Night-time had a totally different feeling on Lylah’s skin. It was cool, almost damp. She felt her way along the fence-line, stepping so soft not a dog stirred, feeling impossibly nervous and more than a bit like a fool.
But excited, too.
Imagine if Wajhata was there! What landscape could he paint that was better than the one he already had? She imagined Dreamtime legends in tap shoes, pictured what she thought spinning ballrooms would look like, held up by the stars. Wondered if he’d describe a giant Boobook owl rising from the earth so she might dance between its wings as it flew across the Outback dark…
Imagine… she thought, again. Imagine, what if, imagine…

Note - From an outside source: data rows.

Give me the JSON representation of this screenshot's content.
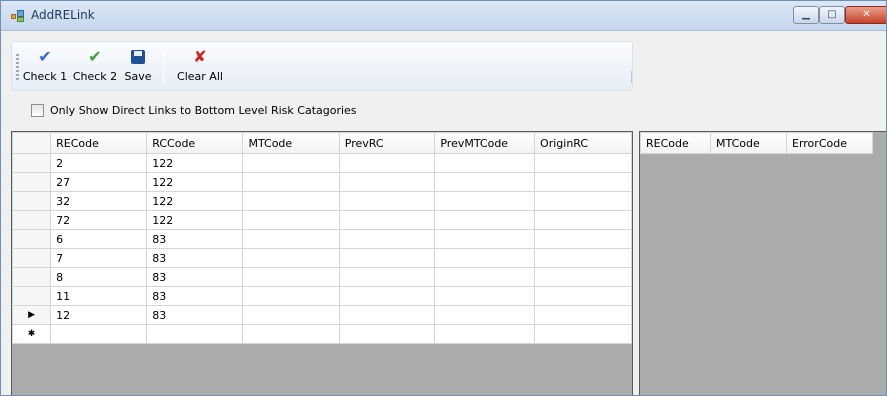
{
  "window": {
    "title": "AddRELink",
    "min_glyph": "▁",
    "max_glyph": "□",
    "close_glyph": "✕"
  },
  "toolbar": {
    "buttons": [
      {
        "label": "Check 1",
        "icon": "check-blue-icon"
      },
      {
        "label": "Check 2",
        "icon": "check-green-icon"
      },
      {
        "label": "Save",
        "icon": "floppy-disk-icon"
      },
      {
        "label": "Clear All",
        "icon": "red-x-icon"
      }
    ]
  },
  "filter": {
    "label": "Only Show Direct Links to Bottom Level Risk Catagories",
    "checked": false
  },
  "main_grid": {
    "columns": [
      "RECode",
      "RCCode",
      "MTCode",
      "PrevRC",
      "PrevMTCode",
      "OriginRC"
    ],
    "rows": [
      {
        "marker": "",
        "cells": [
          "2",
          "122",
          "",
          "",
          "",
          ""
        ]
      },
      {
        "marker": "",
        "cells": [
          "27",
          "122",
          "",
          "",
          "",
          ""
        ]
      },
      {
        "marker": "",
        "cells": [
          "32",
          "122",
          "",
          "",
          "",
          ""
        ]
      },
      {
        "marker": "",
        "cells": [
          "72",
          "122",
          "",
          "",
          "",
          ""
        ]
      },
      {
        "marker": "",
        "cells": [
          "6",
          "83",
          "",
          "",
          "",
          ""
        ]
      },
      {
        "marker": "",
        "cells": [
          "7",
          "83",
          "",
          "",
          "",
          ""
        ]
      },
      {
        "marker": "",
        "cells": [
          "8",
          "83",
          "",
          "",
          "",
          ""
        ]
      },
      {
        "marker": "",
        "cells": [
          "11",
          "83",
          "",
          "",
          "",
          ""
        ]
      },
      {
        "marker": "▶",
        "cells": [
          "12",
          "83",
          "",
          "",
          "",
          ""
        ]
      }
    ],
    "new_row_marker": "✱"
  },
  "error_grid": {
    "columns": [
      "RECode",
      "MTCode",
      "ErrorCode"
    ]
  },
  "colors": {
    "selection": "#3399ff",
    "grid_background": "#ababab"
  }
}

But there was no sound. Wajhata didn’t seem to be there. Or anywhere, which almost made her cry. ‘How can you be so disappointed? You barely know him!’ she told herself off.
Then she heard a rustle, weight shift.
It may always have been dark for her, but now she was scared. Of falling, of snakes, of the fact she was alone.
A hanging branch of a snappy gumtree shook with the gained weight of something arriving;
“Um, g’day,” said Wajhata.
Lylah smiled the biggest smile!
“If ya start dancing, I might try and paint something for ya,” Wajhata asked.
Now, it was Lylah’s turn to be nervous. She still wasn’t used to someone watching. She stood there, swaying her arms a bit, this way, that way, unsure.
“You can move your feet,” Wajhata said. “The dust doesn’t raise at night.”
“Oh…” Lylah gasped… and, slowly moved her feet.
“Imagine…” Wajhata said, “a full moon rising over the plains. A forever moon, as if it had always been there, yellow, turning white, strong and round. As if time didn’t matter under it. As if everything was still, like a picture. Imagine the plains, with their dead gums and shrubs, each one with its own hundred foot moon shadow, black shadows, so dark you could fall into them. And, between the shadows, red dust replaced by sliver earth. Everything silent, everything shadows and grey. But if you looked even closer, there would be silver kangaroos moving through that picture, ‘ey. Emus here and there. Shifting little bits of landscape, animals that don’t make a sound. Entire, distant ranges lit bright by the night…”
“Ohh…” Lylah said.
She wasn’t expecting this! No fantasy, no tall tales, Wajhata was describing the blind girl’s surrounds.
“And imagine,” he continued, “in the middle of that silence that covered the never-never, there was the shuffle of a girl’s bare feet as she danced. That her moving arms and hair pushed the still air, made it flow around her, gave it life. Her skin the same silver colour as the world!
“Imagine she was moving to a tune only she could hear. That it was everything within her head! Imagine her being beautifully lost out there, amongst something so vast, so hushed. Everything black and silver. EVERYTHING!
“Her and her moment, in love with the moon…”
Lylah began to really dance. The song in her head was wonderful. Wajhata continued.
“Now, imagine if something else painted silver by the moon, casting shadows of its own, reached through the silence and held her hand and danced, too. Two small shapes. Free. Hearing each other’s breath… dancing to different imagined tunes…”
And, Wajhata held out his hand, until it touched Lylah’s, and they smiled, and danced, as if time had stopped! As if dust never raised. Boredom never existed.
And here-and-now and tomorrow couldn’t come too soon.